Mum-to-be left outside

20:48, Dec 04 2013
The Pivacs
PRECIOUS DELIVERY: Luke and Kym Pivac’s daughter Elina had a dramatic entrance into the world.

An expectant mother who was locked out of Middlemore Hospital nearly had to give birth while leaning against a rubbish bin.

Kym Pivac and her husband Luke were left standing in the rain outside the maternity ward in the early hours of September 27.

The Papatoetoe residents arrived at the hospital at 2.17am and were staggered to find the maternity ward's doors locked.

They could see a security guard sitting inside the foyer reading a newspaper. By then the baby's head was halfway out and Kym was starting to push.

"I remember pushing and thinking ‘Please don't come out'. I can still see what was in the rubbish bin," she says.

They waited for the security guard to open the doors but Luke eventually had to bang "quite loudly" to get his attention.


"This is forever etched in my mind. It's how I remember the birth of my only daughter and it's disgusting to associate that with a rubbish bin," he says.

They made it into the foyer at 2.25am and were left while the guard went to get help and nurses arrived with a wheelchair.

Little Elina Catherine was born at 2.44am as soon as Kym got on the maternity ward bed.

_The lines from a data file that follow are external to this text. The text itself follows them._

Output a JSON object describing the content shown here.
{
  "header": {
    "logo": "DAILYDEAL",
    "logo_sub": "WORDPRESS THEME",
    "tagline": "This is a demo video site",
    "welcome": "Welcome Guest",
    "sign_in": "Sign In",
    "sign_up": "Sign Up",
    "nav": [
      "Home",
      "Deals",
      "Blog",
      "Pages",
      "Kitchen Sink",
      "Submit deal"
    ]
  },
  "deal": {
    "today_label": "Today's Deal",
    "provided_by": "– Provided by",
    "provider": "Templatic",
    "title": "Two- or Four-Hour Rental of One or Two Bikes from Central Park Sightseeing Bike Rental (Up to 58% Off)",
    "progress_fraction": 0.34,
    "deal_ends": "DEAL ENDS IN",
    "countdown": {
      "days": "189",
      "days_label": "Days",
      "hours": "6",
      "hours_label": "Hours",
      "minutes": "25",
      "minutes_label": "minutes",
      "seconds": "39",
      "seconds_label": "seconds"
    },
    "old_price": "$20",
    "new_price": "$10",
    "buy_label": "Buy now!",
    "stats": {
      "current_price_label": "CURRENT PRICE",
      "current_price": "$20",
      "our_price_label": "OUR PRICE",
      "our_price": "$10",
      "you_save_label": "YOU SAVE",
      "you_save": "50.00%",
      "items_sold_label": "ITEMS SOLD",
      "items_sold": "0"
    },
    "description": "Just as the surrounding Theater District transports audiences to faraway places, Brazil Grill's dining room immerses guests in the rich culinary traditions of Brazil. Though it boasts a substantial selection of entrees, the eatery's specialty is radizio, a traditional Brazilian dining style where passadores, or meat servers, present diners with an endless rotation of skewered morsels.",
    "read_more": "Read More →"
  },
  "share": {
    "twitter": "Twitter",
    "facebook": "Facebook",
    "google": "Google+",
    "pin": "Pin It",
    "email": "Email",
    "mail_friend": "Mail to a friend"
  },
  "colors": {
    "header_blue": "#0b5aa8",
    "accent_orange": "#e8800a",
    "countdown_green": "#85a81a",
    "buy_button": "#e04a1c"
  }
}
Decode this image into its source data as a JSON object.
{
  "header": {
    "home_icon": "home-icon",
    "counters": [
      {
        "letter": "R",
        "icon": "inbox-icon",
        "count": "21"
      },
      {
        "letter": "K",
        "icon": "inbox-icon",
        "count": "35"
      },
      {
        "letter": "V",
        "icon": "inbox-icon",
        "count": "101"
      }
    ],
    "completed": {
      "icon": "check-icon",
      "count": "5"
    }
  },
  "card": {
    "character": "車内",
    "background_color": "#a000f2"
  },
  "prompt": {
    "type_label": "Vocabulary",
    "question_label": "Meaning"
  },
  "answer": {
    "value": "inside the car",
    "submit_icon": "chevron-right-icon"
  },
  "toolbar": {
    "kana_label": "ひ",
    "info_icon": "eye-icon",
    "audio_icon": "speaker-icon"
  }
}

The Pivacs laid an official complaint with the hospital after the birth.

They say security guards should not be left in charge of seeing patients into the hospital because they are not medically trained.

Acting director of hospital services Nettie Knetsch wrote to the couple and apologised for the incident.

She says the security guard was spoken to "to remind him of our expectations and the impact of his actions on people's experience".

The lighting was checked and additional lights installed at the maternity ward entrance.

Counties Manukau Health chief medical officer Gloria Johnson says pregnant women are told to go to the maternity ward entrance where a security guard is on duty overnight.

Normally women are admitted immediately and the guard will let doctors know of their arrival, Dr Johnson says.

"Most hospitals in New Zealand have similar arrangements for after-hours access to the birthing suites.

"In this case the guard did not quite follow procedure in that he called the obstetric team before admitting the patient," she says.

Dr Johnson says the best place for a woman to give birth is in the birthing unit but staff won't refuse entry to the emergency department.

The couple also sent a letter to Health Minister Tony Ryall whose office responded saying a ministry official had contacted Counties Manukau District Health Board. The official has told the couple the board is carrying out a full investigation.

Manukau Courier